Sir Mix-A-Lot left Nastymix after his second album Seminar. Along with Ricardo Frazer he started up a new record label called Rhyme Cartel. Worldwide smash Mack Daddy was released in ’92 by Rhyme Cartel and their partner Def American. As a small historical note, in 1993 Rick Rubin saw the word “def” in the dictionary, held a mock funeral for the word, and then removed it from the label name. Sir Mix-A-Lot’s fourth album, Chief Boot Knocka dropped in ’94 on American/Rhyme Cartel. The image on the cover shows Mix flanked by a glamorous entourage dressed all in black.
Red Hot Chili Peppers bassist Flea slaps strings on the opener “Sleepin Wit My Fonk,” which drops a lyrical reference to Seattle landmark the Edgewater Inn at Pier 67. In “What’s Real,” Mix reminds us that Martin Luther King Jr. Way’s original name was Empire Way, and other bits of Seattle history. Pop culture icons Beavis and Butt-head add dialogue to “Monsta Mack.” Another notable cut, “Just The Pimpin In Me” was also featured on the 1993 Rhyme Cartel compilation Seattle… The Dark Side.
Chief Boot Knocka takes autobiography to its extreme, as Mix tells us every detail of his life, over and over. He is living like Hugh Hefner, with fur coats in the day, silk pajamas at night, and sex all the time. The success of “Baby Got Back” assured Mix-A-Lot a lifestyle that few ever experience. Because of the opulence, Mix-A-Lot’s tales can be a fun window into the life of the super-rich. Shopping for Ferraris and real estate is an everyday thing for Mix. He dares his haters to hate him even more, and their beef doesn’t even bother him. Mix has always been someone who doggedly pursued success, and once he found it he was happy to tell the world how he did it, and what it was like to experience it.

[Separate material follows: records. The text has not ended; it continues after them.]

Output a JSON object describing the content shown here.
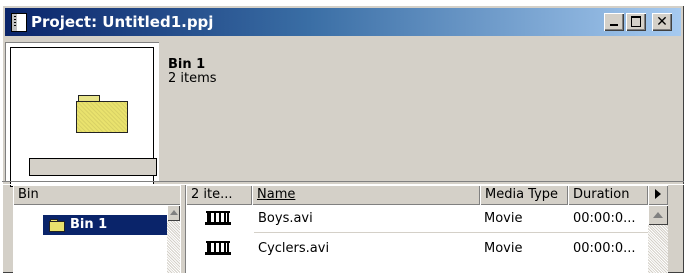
{
  "window": {
    "title": "Project: Untitled1.ppj",
    "close_glyph": "✕",
    "icons": [
      "project-document-icon",
      "minimize-icon",
      "maximize-icon",
      "close-icon"
    ]
  },
  "preview": {
    "bin_name": "Bin 1",
    "item_count": "2 items",
    "icon": "folder-icon"
  },
  "bin_pane": {
    "header": "Bin",
    "items": [
      {
        "label": "Bin 1",
        "selected": true,
        "icon": "folder-icon"
      }
    ]
  },
  "list_pane": {
    "columns": {
      "count": "2 ite...",
      "name": "Name",
      "media_type": "Media Type",
      "duration": "Duration"
    },
    "rows": [
      {
        "icon": "film-clip-icon",
        "name": "Boys.avi",
        "media_type": "Movie",
        "duration": "00:00:0..."
      },
      {
        "icon": "film-clip-icon",
        "name": "Cyclers.avi",
        "media_type": "Movie",
        "duration": "00:00:0..."
      }
    ]
  },
  "colors": {
    "title_bar_start": "#0a246a",
    "title_bar_end": "#a6caf0",
    "selection": "#0a246a",
    "face": "#d4d0c8",
    "folder": "#e9e26d"
  }
}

Mix talks about his troubles with the Internal Revenue Service in “Take My Stash.” “I paid ’em two hundred and eighty-five Gs, and that was just the ’91 fees,” raps Mix, asserting that, “I ain’t telling no lies fool, cause I’m real with this.” In a very meta twist, Mix named his publishing company “Where’s My Publishing Inc.” to reference his lawsuit with Nastymix Records. Following the success of Mack Daddy, Mix was the biggest rap player in Seattle by any description. Chief Boot Knocka is a million dollars worth of game for the cost of a record, such a value! Written by Novocaine132